A gauntlet was thrown at George Bush's feet yesterday when a long-awaited report on Iraq recommended that he seek the help of Iran and Syria, significantly bolster Iraqi forces and prepare to withdraw most US troops within 14 months.

It warned that finding a way forward had to be part of a broader Middle East settlement that established a two-state solution to the Israeli-Palestine conflict and provided peace for Lebanon.

In a 100-page, bleak, uncompromising report that contained 79 separate recommendations, the Iraq Study Group warned "the situation in Iraq is grave and deteriorating" and that a regional conflict could be triggered if things continued to slide. It added: "There is no path that can guarantee success but the prospects can be improved."

Many of the report's recommendations had been leaked in advance and in some cases - for instance the deployment of US troops with Iraqi units - are already being carried out on the ground.

But, crucially, the bipartisan report may provide the political cover required by Mr Bush to break from his refusal to alter strategy.

With every day bringing more bad news from Iraq, and with US casualties having passed 2,900, Mr Bush is under increasing pressure to offer a solution to the violence and to find some way of withdrawing the 140,000 US troops.

On Tuesday his nominee for Defence Secretary, Robert Gates, admitted the US was not winning in Iraq and last night Tony Blair arrived in Washington intent on pressing the President to adopt the ISG's proposal of finding a regional solution. The two leaders are due meet later today. Before leaving for the US, Mr Blair was challenged in the Commons by the Tory leader, David Cameron, as to whether he agreed with Mr Gates's bleak assessment.

The Prime Minister replied: "Of course.

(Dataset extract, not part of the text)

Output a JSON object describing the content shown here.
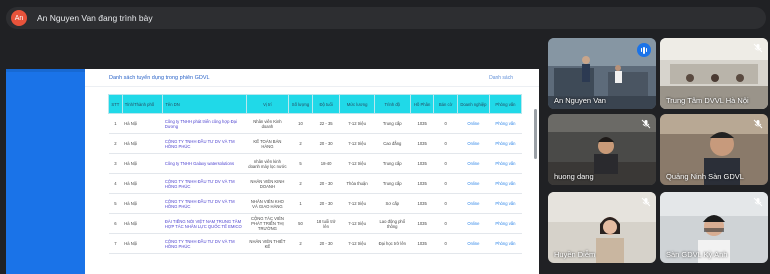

On July I said myself that the situation Baghdad with sectarian killing was appalling and the bloodshed was appalling.

"What is important, however, is, as he went on to say, that we do go on to succeed in the mission that we have set ourselves."

Mr Bush said he would take "every proposal seriously and we will act in a timely fashion". But the President is not obliged to adopt the report's recommendations and he has continued to insist he is not seeking a "graceful exit out of Iraq".

The report does not directly criticise the government and neither does it consider how the US happens to be involved in a bitter, bloody conflict that has claimed the lives of perhaps 655,000 Iraqis. But taken together, its recommendations can be read as both a clear rebuke of the Bush administration's policies in Iraq and a rejection of its rhetoric about the extent to which events have slipped out of US control.

For instance, whereas Mr Bush pursued a policy of unilateralism, the report now recommends launching a "diplomatic offensive"; whereas Mr Bush insists the US is "winning", the report makes clear that attacks against US and Iraqi forces are "persistent and growing"; whereas Mr Bush often speaks as though the US is the blameless bystander in the middle of a sectarian war the report makes clear that "because events in Iraq have been set in motion by American decisions and actions, the US has both a national and moral interest in doing what it can to give Iraqis an opportunity to avert anarchy". It concludes that the current strategy "is not working".

In addition to recommending that the number of US troops embedded with Iraqi forces be increased in the short term from 4,000 to up to 20,000, the report also considers ways of improving Iraq's oil sector, the reconstruction efforts and US intelligence capacity.

It said there was significant under-reporting of the level of violence in Iraq and raised questions about the effectiveness of US intelligence saying the government "still does not understand very well either the insurgency in Iraq or the role of the militias".

Though written overwhelmingly from a US perspective, the report also stresses the issues faced by the Iraqi population. "There is great suffering and the daily lives of many Iraqis show little or no improvement," it says. "Pessimism is pervasive."

Underlining such an assessment, at least eight more people were killed and dozens wounded yesterday in the Sadr City district of Baghdad by a mortar assault and a suicide bomb attack.

The devastating findings

* US should launch new diplomatic offensive to build an international consensus for stability in Iraq and the region, drawing in every country that has an interest in avoiding a chaotic Iraq, including all of its neighbours. They and other key states should form a support group to reinforce security and national reconciliation within Iraq

* US should engage Iran and Syria constructively, given their ability to influence events within Iraq. Iran should stem the flow of arms and training to Iraq, respect Iraq's sovereignty and territorial integrity and use its influence over Iraqi Shia groups to encourage national reconciliation. The issue of Iran's nuclear programme should continue to be dealt with by the permanent members of the UN Security Council plus Germany. Syria should control its border with Iraq to stem the flow of funding, insurgents and terrorists in and out of Iraq

* Troops not needed for force protection could be pulled out of Iraq by the first quarter of 2008, depending on the security situation. "Substantially more" US combat troops should switch to a role of training and advising Iraqi security forces by working within Iraqi units

* There must be a renewed and sustained commitment by the United States to a comprehensive Arab-Israeli peace on all fronts.